If you grew up in a small town, nobody has to tell you they are getting smaller all the time. Some have virtually faded into the sunset. It’s a common sight as you drive across our prairie landscape. Even the grain elevators which stood proudly on guard have disappeared.
That’s why it’s so important for towns to nurture the things that make them special, and use as a source of pride, inspiration and opportunity.
My old hometown of Riverton, near the shores of mighty Lake Winnipeg has a cache that is unique. Its music. Not the stuff you hear on many of today’s radio stations, mind you. It’s old time dance music, hootenanny tunes and nostalgic country classics that have stood the test of time here for more than eighty years.
A wonderful style and attitude that is now being perfected by young people who grew up listening to their parents, uncles, aunts, friends and neighbours.
So, when I was asked to organize and emcee a concert that would celebrate Riverton Music and Canada 150 in one fell swoop, they had me at “will you?”
I’ve always believed in giving back to the community, and my passion was reignited on Sunday, July 2 as I looked out at 694 exuberant folks singing along and shedding tears for over three hours at Riverton Hall.
It was magical, and I only hope it serves as an inspiration for the young musicians of the day to keep it flowing.
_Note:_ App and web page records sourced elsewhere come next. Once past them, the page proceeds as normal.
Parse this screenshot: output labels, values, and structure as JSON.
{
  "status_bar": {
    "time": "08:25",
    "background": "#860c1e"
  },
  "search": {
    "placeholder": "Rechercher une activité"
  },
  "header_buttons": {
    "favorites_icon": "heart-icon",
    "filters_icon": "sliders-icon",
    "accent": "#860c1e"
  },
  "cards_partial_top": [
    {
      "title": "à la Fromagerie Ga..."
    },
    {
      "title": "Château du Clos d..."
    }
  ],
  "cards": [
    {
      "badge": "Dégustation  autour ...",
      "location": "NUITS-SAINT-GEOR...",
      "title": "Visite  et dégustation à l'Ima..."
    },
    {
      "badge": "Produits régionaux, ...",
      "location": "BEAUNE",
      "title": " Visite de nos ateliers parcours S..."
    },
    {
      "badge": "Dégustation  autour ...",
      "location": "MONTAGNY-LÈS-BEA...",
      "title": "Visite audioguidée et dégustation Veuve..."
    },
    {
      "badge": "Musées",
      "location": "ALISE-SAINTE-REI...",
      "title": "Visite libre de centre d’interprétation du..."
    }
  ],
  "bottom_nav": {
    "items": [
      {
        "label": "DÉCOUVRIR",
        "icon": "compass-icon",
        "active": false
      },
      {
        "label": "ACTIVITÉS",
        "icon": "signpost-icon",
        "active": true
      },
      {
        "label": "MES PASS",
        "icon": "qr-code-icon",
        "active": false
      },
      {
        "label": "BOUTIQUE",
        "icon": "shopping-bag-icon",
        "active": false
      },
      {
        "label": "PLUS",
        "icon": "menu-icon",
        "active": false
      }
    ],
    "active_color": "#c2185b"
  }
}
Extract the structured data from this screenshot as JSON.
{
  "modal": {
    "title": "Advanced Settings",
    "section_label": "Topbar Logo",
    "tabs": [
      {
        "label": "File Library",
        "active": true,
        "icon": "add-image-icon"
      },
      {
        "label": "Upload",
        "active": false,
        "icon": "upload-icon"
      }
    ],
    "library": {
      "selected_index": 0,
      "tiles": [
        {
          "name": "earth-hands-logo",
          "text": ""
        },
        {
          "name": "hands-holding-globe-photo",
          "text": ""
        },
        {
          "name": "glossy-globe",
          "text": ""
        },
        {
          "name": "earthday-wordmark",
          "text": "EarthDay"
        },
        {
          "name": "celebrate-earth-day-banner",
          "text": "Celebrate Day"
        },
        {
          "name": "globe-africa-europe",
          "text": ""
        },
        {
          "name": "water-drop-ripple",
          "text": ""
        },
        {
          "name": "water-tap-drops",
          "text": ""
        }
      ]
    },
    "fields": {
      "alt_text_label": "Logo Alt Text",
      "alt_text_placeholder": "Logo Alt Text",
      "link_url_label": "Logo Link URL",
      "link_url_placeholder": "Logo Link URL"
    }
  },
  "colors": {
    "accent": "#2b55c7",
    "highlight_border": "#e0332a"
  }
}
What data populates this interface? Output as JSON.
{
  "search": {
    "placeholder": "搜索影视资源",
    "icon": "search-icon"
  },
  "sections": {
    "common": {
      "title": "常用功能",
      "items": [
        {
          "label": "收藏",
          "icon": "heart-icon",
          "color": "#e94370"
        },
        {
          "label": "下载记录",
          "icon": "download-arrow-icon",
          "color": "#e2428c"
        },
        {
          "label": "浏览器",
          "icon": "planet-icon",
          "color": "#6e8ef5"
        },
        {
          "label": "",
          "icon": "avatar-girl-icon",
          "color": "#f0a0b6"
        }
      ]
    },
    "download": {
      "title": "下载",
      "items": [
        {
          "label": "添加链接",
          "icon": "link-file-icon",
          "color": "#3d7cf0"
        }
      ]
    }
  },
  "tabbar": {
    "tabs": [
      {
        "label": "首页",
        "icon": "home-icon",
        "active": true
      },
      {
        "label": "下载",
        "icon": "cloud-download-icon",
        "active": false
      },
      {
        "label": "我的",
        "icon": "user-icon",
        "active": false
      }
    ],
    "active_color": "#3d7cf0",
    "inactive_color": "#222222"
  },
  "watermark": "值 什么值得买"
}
It’s the one thing that can preserve Riverton’s place for the next one hundred and fifty years.
Granted, it won’t be “Johnny’s foot tapping out the music” but history will tell you it still sounds the same.